The passage of time is again brought through the words of the ghost, he says “Fare thee well” since daylight must be soon approaching, by using an example of the glowworm and how it’s fire is soon being burnt out as the day light is soon approaching. King Hamlet then says “Adieu, adieu, adieu” to shows the speed at which he must soon depart. “Remember me” connects to the soliloquy made by Hamlet who is in desperation to lose the harsh memories asked “Must I remember? ” Young Hamlet then in the state of desperation and shock beckons Heaven and earth, his state of desperation is highlighted by the numerous exclamation marks.
He calls upon the “host of heaven” which is composed of the choir of angels He then ponders whether he should request help from even hell? He immediately repents by saying “Oh fie”. The theme of repetition is once again through “hold, hold” to show the emotional attachment and the grief that he has experienced through finding out the actual truth as to why his father is currently dead. Hamlet starts to speak to himself, by reassuring his sinews to stay strong and not “grow instant old”, but to make sure he doesn’t faint. “Remember thee?
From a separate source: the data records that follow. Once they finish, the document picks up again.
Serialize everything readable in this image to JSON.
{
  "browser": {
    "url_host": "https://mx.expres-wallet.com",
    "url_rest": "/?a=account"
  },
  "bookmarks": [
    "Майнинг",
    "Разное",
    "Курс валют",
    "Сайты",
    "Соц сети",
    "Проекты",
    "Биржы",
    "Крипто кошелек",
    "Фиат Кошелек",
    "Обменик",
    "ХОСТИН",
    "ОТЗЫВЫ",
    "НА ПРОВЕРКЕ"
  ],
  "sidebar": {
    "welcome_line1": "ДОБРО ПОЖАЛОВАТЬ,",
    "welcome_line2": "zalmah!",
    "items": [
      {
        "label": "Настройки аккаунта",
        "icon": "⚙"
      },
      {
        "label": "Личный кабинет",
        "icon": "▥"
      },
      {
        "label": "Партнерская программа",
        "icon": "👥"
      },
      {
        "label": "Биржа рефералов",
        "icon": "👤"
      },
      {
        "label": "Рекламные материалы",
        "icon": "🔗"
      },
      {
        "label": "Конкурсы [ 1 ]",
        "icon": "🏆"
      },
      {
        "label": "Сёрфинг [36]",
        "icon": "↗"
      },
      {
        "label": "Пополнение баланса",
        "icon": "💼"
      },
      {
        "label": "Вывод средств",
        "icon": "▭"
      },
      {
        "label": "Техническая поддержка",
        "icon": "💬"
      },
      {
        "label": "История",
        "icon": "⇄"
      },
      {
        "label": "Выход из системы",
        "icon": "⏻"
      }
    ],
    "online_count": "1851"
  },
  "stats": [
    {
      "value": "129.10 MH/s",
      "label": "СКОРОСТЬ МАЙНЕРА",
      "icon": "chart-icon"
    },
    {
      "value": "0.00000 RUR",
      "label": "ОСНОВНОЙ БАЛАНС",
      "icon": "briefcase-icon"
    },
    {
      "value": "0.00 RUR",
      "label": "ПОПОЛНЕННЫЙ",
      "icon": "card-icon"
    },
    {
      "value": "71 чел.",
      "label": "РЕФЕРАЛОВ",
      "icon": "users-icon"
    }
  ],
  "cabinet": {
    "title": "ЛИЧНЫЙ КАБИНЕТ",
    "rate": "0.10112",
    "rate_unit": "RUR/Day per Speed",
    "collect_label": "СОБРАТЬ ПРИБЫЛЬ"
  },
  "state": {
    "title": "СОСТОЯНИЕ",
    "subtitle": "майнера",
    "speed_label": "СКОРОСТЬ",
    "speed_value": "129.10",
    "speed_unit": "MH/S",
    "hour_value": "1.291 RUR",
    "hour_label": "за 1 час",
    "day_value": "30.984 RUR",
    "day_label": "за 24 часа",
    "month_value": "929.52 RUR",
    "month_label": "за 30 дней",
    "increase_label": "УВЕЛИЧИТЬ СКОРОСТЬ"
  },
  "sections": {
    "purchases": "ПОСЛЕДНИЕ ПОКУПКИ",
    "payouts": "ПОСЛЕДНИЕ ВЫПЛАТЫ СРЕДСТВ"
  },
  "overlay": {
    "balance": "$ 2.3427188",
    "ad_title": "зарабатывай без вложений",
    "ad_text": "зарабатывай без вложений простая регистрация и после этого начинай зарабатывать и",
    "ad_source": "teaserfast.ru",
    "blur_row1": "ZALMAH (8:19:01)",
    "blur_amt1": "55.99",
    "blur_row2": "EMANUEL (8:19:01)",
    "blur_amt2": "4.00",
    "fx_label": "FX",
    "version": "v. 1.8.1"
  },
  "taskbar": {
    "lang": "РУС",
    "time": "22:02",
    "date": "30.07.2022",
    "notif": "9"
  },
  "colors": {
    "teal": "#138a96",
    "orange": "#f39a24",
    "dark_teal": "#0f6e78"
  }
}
“This is used twice in the next few lines, shows that Hamlet can’t accept that his father even questions whether he will remember him. Hamlet speaks of a “distracted globe”, this globe could be his mind, in which memory will always hold a seat, and his distracted temperament due to realization to the truth. The globe could also be a reference to the globe theater which was going through turbulent times. Hamlet then speaks of the “table” which was a notebook used for recording, through this metaphor he compares his memory to the table.
“Trivial fond” this statement is an oxymoron of a kind, since fond memories are those which usually hold the reins of one’s memory, but he sees these happy memories as petty. Hamlet then uses pauses to shows his reflection so he can list all of which he will wipe away from his memory, so that the “commandment can alone live”. He refers to his father’s words as a commandment, giving his father an almost equal status to the divine, which shows the extent to which he will obey his father’s commands.
He then personifies his mind as a library where books and volumes are housed, which will soon be forgotten. Hamlet then condemns women, by using the adjective “pernicious”, which is harsh to describe the dangerous and untrustworthy nature of his mother and women in general. Hamlet then repeats the word “villain” to reemphasize the nature of the current king; he also uses the verb smiling to describe Claudius. The smiling criminal is one that Shakespeare oft refers to most well noticed in Macbeth where he writes “There’s daggers in men’s smiles”.
This intensifies the dramatic impact, as the smiling which is associated to joy, is now being portrayed as villainous. Hamlet then uses the word “may” as to whether there is a smiling villain in Denmark; this again shows doubt as to whether the ghost is actually his father or a poltergeist trying to beguile him. This is why later on through the play, Hamlet the man of words, is slow to react. He then addresses his uncle as kin, he quotes his father “Adieu, adieu, remember me. ” Except this is a more malicious way of vociferating the words of his father.
Hamlet has sworn to avenge his inscrutable father. This extract enacts the major twist in the play, as Hamlet finds out the truth and all further actions by characters is partly dependent on this knowledge. The extract simultaneously develops the character of King Hamlet, Claudius, young Hamlet and Gertrude, by universally explaining the fallings of man. Show preview only The above preview is unformatted text This student written piece of work is one of many that can be found in our International Baccalaureate World Literature section.